=== MATERIAL TO PROCESS ===
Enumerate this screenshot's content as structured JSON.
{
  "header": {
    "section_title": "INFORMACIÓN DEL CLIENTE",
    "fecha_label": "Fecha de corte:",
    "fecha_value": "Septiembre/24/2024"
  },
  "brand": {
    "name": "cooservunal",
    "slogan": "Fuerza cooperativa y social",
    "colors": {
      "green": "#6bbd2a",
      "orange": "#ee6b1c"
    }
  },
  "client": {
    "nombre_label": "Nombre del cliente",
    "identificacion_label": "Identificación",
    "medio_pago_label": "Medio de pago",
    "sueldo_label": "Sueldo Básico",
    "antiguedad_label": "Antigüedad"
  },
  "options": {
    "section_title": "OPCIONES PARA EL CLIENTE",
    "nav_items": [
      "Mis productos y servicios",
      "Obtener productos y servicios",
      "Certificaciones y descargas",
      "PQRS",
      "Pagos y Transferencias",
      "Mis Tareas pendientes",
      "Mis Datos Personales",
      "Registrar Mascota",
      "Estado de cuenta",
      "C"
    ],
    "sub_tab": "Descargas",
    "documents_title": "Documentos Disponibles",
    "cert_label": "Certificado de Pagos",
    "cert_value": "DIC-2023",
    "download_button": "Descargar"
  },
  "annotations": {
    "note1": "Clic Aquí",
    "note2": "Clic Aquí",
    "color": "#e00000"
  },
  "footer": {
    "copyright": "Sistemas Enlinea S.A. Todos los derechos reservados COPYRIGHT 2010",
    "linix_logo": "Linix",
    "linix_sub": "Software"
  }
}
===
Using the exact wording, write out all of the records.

> _WRITTEN RESPONSE_
Enumerate this screenshot's content as structured JSON.
{
  "header": {
    "section_title": "INFORMACIÓN DEL CLIENTE",
    "fecha_label": "Fecha de corte:",
    "fecha_value": "Septiembre/24/2024"
  },
  "brand": {
    "name": "cooservunal",
    "slogan": "Fuerza cooperativa y social",
    "colors": {
      "green": "#6bbd2a",
      "orange": "#ee6b1c"
    }
  },
  "client": {
    "nombre_label": "Nombre del cliente",
    "identificacion_label": "Identificación",
    "medio_pago_label": "Medio de pago",
    "sueldo_label": "Sueldo Básico",
    "antiguedad_label": "Antigüedad"
  },
  "options": {
    "section_title": "OPCIONES PARA EL CLIENTE",
    "nav_items": [
      "Mis productos y servicios",
      "Obtener productos y servicios",
      "Certificaciones y descargas",
      "PQRS",
      "Pagos y Transferencias",
      "Mis Tareas pendientes",
      "Mis Datos Personales",
      "Registrar Mascota",
      "Estado de cuenta",
      "C"
    ],
    "sub_tab": "Descargas",
    "documents_title": "Documentos Disponibles",
    "cert_label": "Certificado de Pagos",
    "cert_value": "DIC-2023",
    "download_button": "Descargar"
  },
  "annotations": {
    "note1": "Clic Aquí",
    "note2": "Clic Aquí",
    "color": "#e00000"
  },
  "footer": {
    "copyright": "Sistemas Enlinea S.A. Todos los derechos reservados COPYRIGHT 2010",
    "linix_logo": "Linix",
    "linix_sub": "Software"
  }
}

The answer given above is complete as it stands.